Speaking of the movies, did you ever see "Death On the Nile," especially that scene where Peter Ustinov does a tango with a lovely young lady while David Niven also does a tango with a drunken Angela Lansbury? Well, I don't know how to tango much less flamenco dance with or without Angela Lansbury in my arms. I just don't know how to do it, regardless of how appealing I find all forms of Latin dance. So, when I discovered Travis Belt's photograph I knew that it would be fine for our Picture of the Month. Travis Belt is a NYIP Complete Course in Professional Photography student hailing from Dunn, North Carolina.
The senorita in swirling gown; the guitarists in the background (shades of Andres Segovia and Carlos Montoya); echoes of Blasco Ibanez; Garcia Lorca; and Ortega y Gasset; the castanets clicking; the heels tapping; Carmen the Cigarette Girl! ¡Olé! Consider that the Three NYIP Guidelines have been well observed by Travis Belt, the photographer.
First, the frame has been very well filled — an easy was to simplify the picture and your third NYIP Guideline. Some might object to the presence of the spotlight in the upper left, but I don't. This is a theatrical performance, and stage lighting such as that spotlight helps to convey the theatricality of the scene.
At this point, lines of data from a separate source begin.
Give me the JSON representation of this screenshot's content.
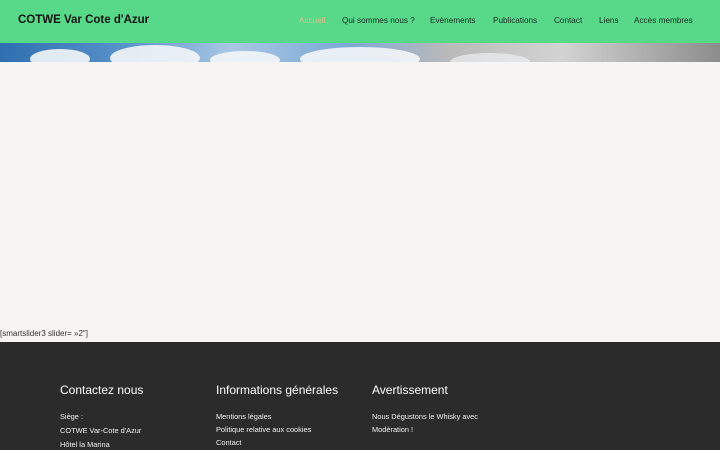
{
  "header": {
    "site_title": "COTWE Var Cote d'Azur",
    "nav": [
      {
        "label": "Accueil"
      },
      {
        "label": "Qui sommes nous ?"
      },
      {
        "label": "Evènements"
      },
      {
        "label": "Publications"
      },
      {
        "label": "Contact"
      },
      {
        "label": "Liens"
      },
      {
        "label": "Accès membres"
      }
    ]
  },
  "main": {
    "shortcode_text": "[smartslider3 slider= »2″]"
  },
  "footer": {
    "contact": {
      "heading": "Contactez nous",
      "lines": [
        "Siège :",
        "COTWE Var-Cote d'Azur",
        "Hôtel la Marina"
      ]
    },
    "info": {
      "heading": "Informations générales",
      "links": [
        "Mentions légales",
        "Politique relative aux cookies",
        "Contact"
      ]
    },
    "warning": {
      "heading": "Avertissement",
      "lines": [
        "Nous Dégustons le Whisky avec",
        "Modération !"
      ]
    }
  },
  "colors": {
    "header_bg": "#58d98a",
    "active_nav": "#d9c38a",
    "footer_bg": "#2b2b2b",
    "page_bg": "#f7f5f4"
  }
}
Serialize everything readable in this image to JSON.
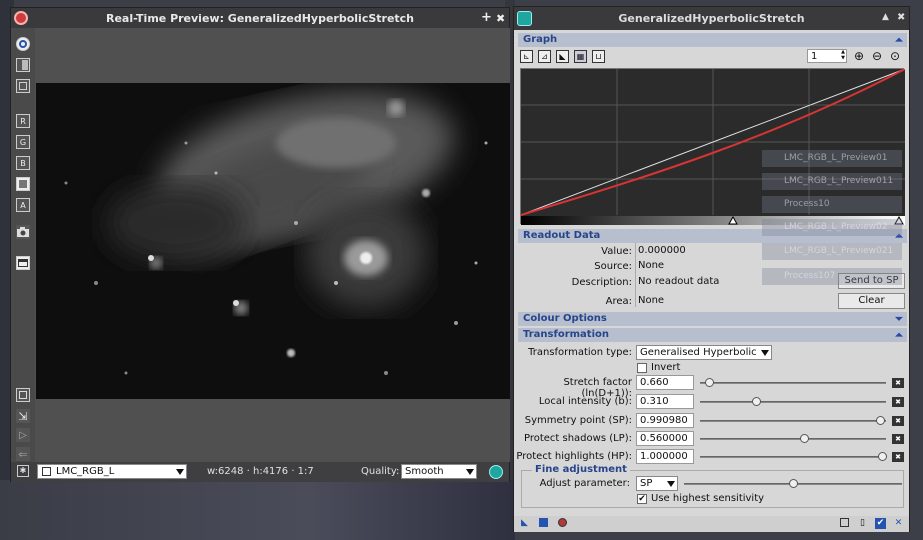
{
  "preview": {
    "title": "Real-Time Preview: GeneralizedHyperbolicStretch",
    "pin_glyph": "+",
    "close_glyph": "✖",
    "tools": [
      "R",
      "G",
      "B",
      "A"
    ],
    "status": {
      "image_select": "LMC_RGB_L",
      "dimensions": "w:6248 · h:4176 · 1:7",
      "quality_label": "Quality:",
      "quality_value": "Smooth"
    }
  },
  "ghs": {
    "title": "GeneralizedHyperbolicStretch",
    "title_glyphs": {
      "shade": "▲",
      "close": "✖"
    },
    "graph": {
      "label": "Graph",
      "zoom_value": "1",
      "stepper_up": "▲",
      "stepper_down": "▼"
    },
    "readout": {
      "label": "Readout Data",
      "value_label": "Value:",
      "value": "0.000000",
      "source_label": "Source:",
      "source": "None",
      "description_label": "Description:",
      "description": "No readout data",
      "area_label": "Area:",
      "area": "None",
      "send_to_sp": "Send to SP",
      "clear": "Clear"
    },
    "colour_options": {
      "label": "Colour Options"
    },
    "transformation": {
      "label": "Transformation",
      "type_label": "Transformation type:",
      "type_value": "Generalised Hyperbolic",
      "invert_label": "Invert",
      "params": [
        {
          "label": "Stretch factor (ln(D+1)):",
          "value": "0.660",
          "fraction": 0.03
        },
        {
          "label": "Local intensity (b):",
          "value": "0.310",
          "fraction": 0.29
        },
        {
          "label": "Symmetry point (SP):",
          "value": "0.990980",
          "fraction": 0.99
        },
        {
          "label": "Protect shadows (LP):",
          "value": "0.560000",
          "fraction": 0.56
        },
        {
          "label": "Protect highlights (HP):",
          "value": "1.000000",
          "fraction": 1.0
        }
      ]
    },
    "fine_adjustment": {
      "label": "Fine adjustment",
      "adjust_label": "Adjust parameter:",
      "adjust_value": "SP",
      "adjust_fraction": 0.5,
      "sensitivity_label": "Use highest sensitivity",
      "sensitivity_checked": true
    }
  },
  "background_ghosts": [
    "LMC_RGB_L_Preview01",
    "LMC_RGB_L_Preview011",
    "Process10",
    "LMC_RGB_L_Preview02",
    "LMC_RGB_L_Preview021",
    "Process107"
  ],
  "colors": {
    "section_bg": "#b7bfce",
    "section_text": "#27458a",
    "curve_red": "#d83434",
    "curve_white": "#e0e0e0"
  }
}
In other words, the spotlight helps to focus attention on the subject (your second NYIP Guideline).
Now look at the lines. There are four kinds — vertical lines, horizontal lines, diagonal lines, and lines formed as part of the arc of a circle. Each kind of line has its symbolism. A vertical line suggests strength, power, majesty. It is important that the dancer maintain a vertical line from the top of her head to the dance floor. That is her center, so to speak. All the other swirls and twirls emanate from that vertical line, hence the absolute necessity for the dancer to maintain that line (almost like a flag pole). The horizontal lines can be seen in the position of the guitar's neck on the right. And that horizontal line intersects the vertical line at a right angle. Horizontal lines suggest a certain tranquility or serenity. The other two guitar necks are more diagonal in nature as are the dancer's upper arm and the angle of her swirling gown. With diagonal lines comes the sense of danger and excitement and throbbing passion — all characteristic of tango. Let us not overlook the curves. A curved line is female in nature, often suggesting the tender way a young mother embraces her infant child. We see here the shape of the senorita's face, the arch of her back, the swell of her bosom, the flaring curve of her buttocks. If these four kinds of lines meet at approximately the same point in the photograph there is tremendous tension and vitality shown. The eye is quickly drawn to that point or points, and it is hard to divert one's attention to anything else.
Strong subject matter? Witness the stance, the speed, the inherent drama the dancer gives us. This is not the Girl Next Door, you know, that Judy that you took to the senior prom in high school! By the way, I went to an Argentine steak house over the Christmas holidays. There was a small dance floor there, and instructions were being given in the Art of the Tango. I tried my clumsy 1940 jitterbugging and was hooted off the dance floor. I suspect my Flamenco number would have failed as well!